With cameras and lenses out of the way, it’s time to light your scene. So, you’ll need lights. I’ve noticed a distinct trend over the last year towards continuous lights, so while there are some flashes and strobes in this list, we’ve put quite a few of our favourite continuous LED lights in this year’s list, too.
The Godox AD200Pro is a refresh to the popular Godox AD200 (Amazon / B&H). It uses the same heads and accessories as the original AD200, but it offers faster recycle times of 1.8 seconds at full power, 1/10th stop adjustments as well as better colour accuracy and consistency. It also features a new button layout with a slightly recessed panel to help better protect it out on location. A pair of these along with the AD-B2 dual head (Amazon / B&H) and an AD400Pro (Amazon / B&H) is the ideal battery-powered three-light starter kit for many photographers. And for those in the UK, Pixapro sells that exact kit.
This one was on last year’s list, too, but it’s seen a nice price reduction since then and still remains a very popular lighting kit. I still use my two sets regularly. Each kit is comprised of four 30cm (12″) long segments that attach together in various configurations providing a multitude of lighting options. Two sets can be combined together or you can split them up with extension kits for maximum versatility.
Litra’s range of products has really won me over on small LED lights. Despite their small stature, these things can put out an awful lot of light. The LitraTorch 2.0 expands on the original LitraTorch with more LEDs and lenses like the LitraPro (Amazon / B&H) to maximise output. You can easily fit a bunch of these in your bag for throwing some extra light in dark corners on location and I find they’re particularly useful for close-up photos and videos like products and macro photography.
LitraStudio – $649 (B&H)
The LitraStudio is Litra’s latest light and it’s a beast. We got to see them in person at IBC and you can find out more about them here. But, they’re RGBWW LED lights offering both bicolour white and the full array of RGB colours. They’re waterproof to 10 metres (~33ft), built like tanks, and can be controlled from your smartphone. You have a number of ways to control the colour of these lights including HSI, Gel simulations, effects modes and it’s even able to fire a short bright burst as a flash for stills.
The DigitalFoto YY120 has become one of my most used lights over the last year, mostly because of its size and versatility. It’s a bicolour LED light which ranges from 3200-5600K. It’s got an internal battery that gets charged through a Type-C USB socket. But this socket can also charge out to other devices, too, like your smartphone. This is handy, as the YY120 is also a similar size to your average smartphone so it’s easy to take with you just about anywhere. When you need a little extra light on your smartphone shots or if your phone battery is running low and needs a top-up, the YY120 is there to save the day.
Lumee Bicolour & RGB LED lights $45 (B&H)

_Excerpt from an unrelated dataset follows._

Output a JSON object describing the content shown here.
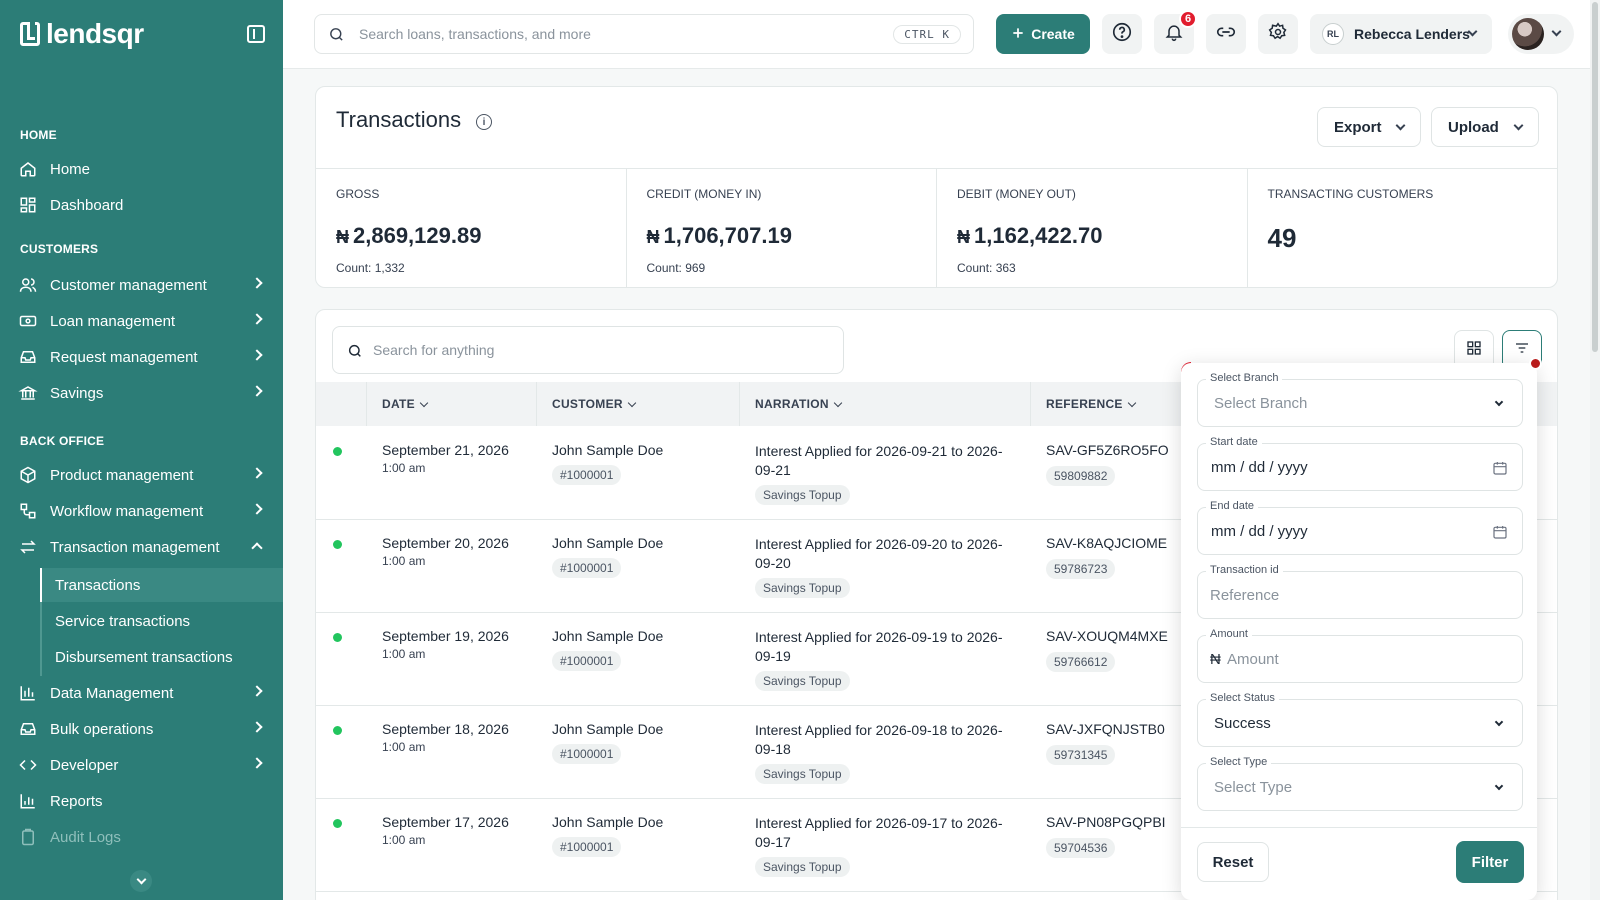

Lumee is an interesting new light to have come out in 2019, and it even took a place in NAB’s inaugural Product of the Year Awards earlier this year. Lumee comes in two flavours, either bicolour or RGB. Both are the same price at $45 each and offer a lot of lighting options that you just can’t get with anything else. They can wrap around objects or stick to them with their magnetic base. They’re not waterproof but they are splash resistant and can be used in light rain, too. The bicolour version goes between 2700-6500K and the RGB version lets you individually select red, green and blue LEDs with various combinations of each and fine-tunable hue. Both versions also include various lighting effects.
If you’re a photographer with a ton of Bowens mount lighting modifiers who either also dabbles in video or just wants to shoot with continuous lights, these are probably what you’re after. They’re not cheap, by any means, but they offer a lot of control and colour accuracy while putting out a whole heck of a lot of light. These are daylight balanced with a white balance of 5500K.
As another monoblock style continuous LED mount, the Nanlite Forza 500 also runs at 5500K and features a Bowens mount. But this is a 500 Watt light, putting out a virtual supernova of light. If you’re planning to use those big 4-5ft octaboxes then this is certainly going to help fill them while still giving you a decent output from the front diffuser. These can be DMX or WiFi controlled, and mount to any standard light stand.
The $1,000 Speedlight has become the $1,100 Speedlight with Profoto’s A1X. A revision to the original A1, the A1X offers a more powerful battery, faster recycle times and an updated user interface. The A1X offers more system compatibility than the original, too, which was only available for Nikon and Canon. With the update, Sony and Fuji have also been added to that list.
Lighting is a tricky thing, not just how to apply it but which gear to use to do it. There are plenty of other fantastic lights out there on the market for both photography and video that aren’t on the list this year. But these are some of those that have stood out to us over the last year.
What’s been your favourite or most used light of 2019?